McIntosh’s commentary is perfectly represented in the 1952 Johnson & Johnson Band-Aid advertisement at right. In the ad a Caucasian woman is depicted with a Band-Aid covering a small portion of her upper arm. Just next to the Band-Aid in the print part of the ad are the words “flesh-colored”. Apparently the good people over at Johnson & Johnson forgot a significant portion of the populous which still, in 2008 almost fifty-five years later, would have a very difficult task in finding a “flesh colored” Band-Aid that matched the hue of their skin. It is an almost ridiculous thing to consider, the shade of a strip of plastic placed over a cut to absorb some of the blood from the wound, yet it subtlety speaks volumes about the prejudice that exists at every conceivable tier of our society.
McIntosh's Band-Aid Can't Cover White Privilege
After the first meeting of our Multicultural Education class we read an article titled, White Privilege: Unpacking the invisible knapsack by Peggy McIntosh.

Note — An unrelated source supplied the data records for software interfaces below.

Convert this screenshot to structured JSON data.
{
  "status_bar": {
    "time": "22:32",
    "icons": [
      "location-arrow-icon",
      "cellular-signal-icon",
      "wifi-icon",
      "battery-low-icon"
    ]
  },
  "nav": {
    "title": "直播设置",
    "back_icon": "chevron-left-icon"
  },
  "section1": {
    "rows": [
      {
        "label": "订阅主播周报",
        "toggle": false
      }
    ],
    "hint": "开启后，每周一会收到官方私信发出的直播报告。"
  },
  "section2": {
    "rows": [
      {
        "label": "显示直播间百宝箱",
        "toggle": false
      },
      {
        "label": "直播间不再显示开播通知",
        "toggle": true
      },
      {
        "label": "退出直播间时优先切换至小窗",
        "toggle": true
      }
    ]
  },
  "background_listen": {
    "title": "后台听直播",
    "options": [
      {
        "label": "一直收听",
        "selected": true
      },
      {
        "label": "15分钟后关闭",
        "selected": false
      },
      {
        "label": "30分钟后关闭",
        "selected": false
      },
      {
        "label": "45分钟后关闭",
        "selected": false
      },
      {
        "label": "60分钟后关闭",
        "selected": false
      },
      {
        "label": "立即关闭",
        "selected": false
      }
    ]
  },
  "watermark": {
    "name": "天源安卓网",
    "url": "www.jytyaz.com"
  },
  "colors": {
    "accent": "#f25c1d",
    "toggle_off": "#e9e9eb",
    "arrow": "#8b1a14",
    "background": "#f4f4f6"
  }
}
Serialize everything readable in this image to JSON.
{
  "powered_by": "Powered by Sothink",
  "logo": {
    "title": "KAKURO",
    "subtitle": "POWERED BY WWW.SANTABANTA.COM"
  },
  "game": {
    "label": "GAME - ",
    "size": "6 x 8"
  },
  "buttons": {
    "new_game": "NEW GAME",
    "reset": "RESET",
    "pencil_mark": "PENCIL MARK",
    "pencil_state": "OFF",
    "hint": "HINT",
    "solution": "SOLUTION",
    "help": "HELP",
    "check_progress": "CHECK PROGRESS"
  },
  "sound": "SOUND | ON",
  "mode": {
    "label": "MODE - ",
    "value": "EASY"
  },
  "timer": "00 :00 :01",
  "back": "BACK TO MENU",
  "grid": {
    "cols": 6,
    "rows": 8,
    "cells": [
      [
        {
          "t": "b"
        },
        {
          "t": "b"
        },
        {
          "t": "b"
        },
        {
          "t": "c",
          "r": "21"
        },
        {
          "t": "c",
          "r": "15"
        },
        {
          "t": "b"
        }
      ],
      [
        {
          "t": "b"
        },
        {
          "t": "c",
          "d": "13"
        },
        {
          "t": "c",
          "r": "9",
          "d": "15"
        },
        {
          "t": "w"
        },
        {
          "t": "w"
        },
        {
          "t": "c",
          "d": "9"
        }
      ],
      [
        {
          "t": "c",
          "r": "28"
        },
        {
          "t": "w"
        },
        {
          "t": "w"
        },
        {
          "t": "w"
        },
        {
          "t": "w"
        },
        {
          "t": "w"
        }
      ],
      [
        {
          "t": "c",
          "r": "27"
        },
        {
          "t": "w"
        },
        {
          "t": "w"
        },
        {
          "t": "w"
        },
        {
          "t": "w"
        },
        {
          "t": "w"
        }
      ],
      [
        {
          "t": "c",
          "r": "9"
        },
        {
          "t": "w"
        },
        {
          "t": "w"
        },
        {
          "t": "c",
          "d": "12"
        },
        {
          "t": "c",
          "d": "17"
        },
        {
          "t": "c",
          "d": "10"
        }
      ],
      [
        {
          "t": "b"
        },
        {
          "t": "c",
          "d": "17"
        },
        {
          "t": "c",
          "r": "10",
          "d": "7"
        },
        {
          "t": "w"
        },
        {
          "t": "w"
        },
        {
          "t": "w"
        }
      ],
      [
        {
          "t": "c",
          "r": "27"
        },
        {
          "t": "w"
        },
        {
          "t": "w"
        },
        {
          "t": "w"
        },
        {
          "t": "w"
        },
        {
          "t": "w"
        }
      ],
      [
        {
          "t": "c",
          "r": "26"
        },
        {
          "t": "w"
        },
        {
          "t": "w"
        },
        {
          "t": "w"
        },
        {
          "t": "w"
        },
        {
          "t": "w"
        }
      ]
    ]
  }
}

In that article, McIntosh eloquently acknowledges the “daily effects of white privilege”. In describing the privileges of her white skin color McIntosh states. “I can choose blemish cover or bandages in (a) ’flesh’ color that more or less matches my skin”. If beauty is only skin deep, apparently only ’white’ skin is beautiful enough to have a Band-Aid made that is the same color.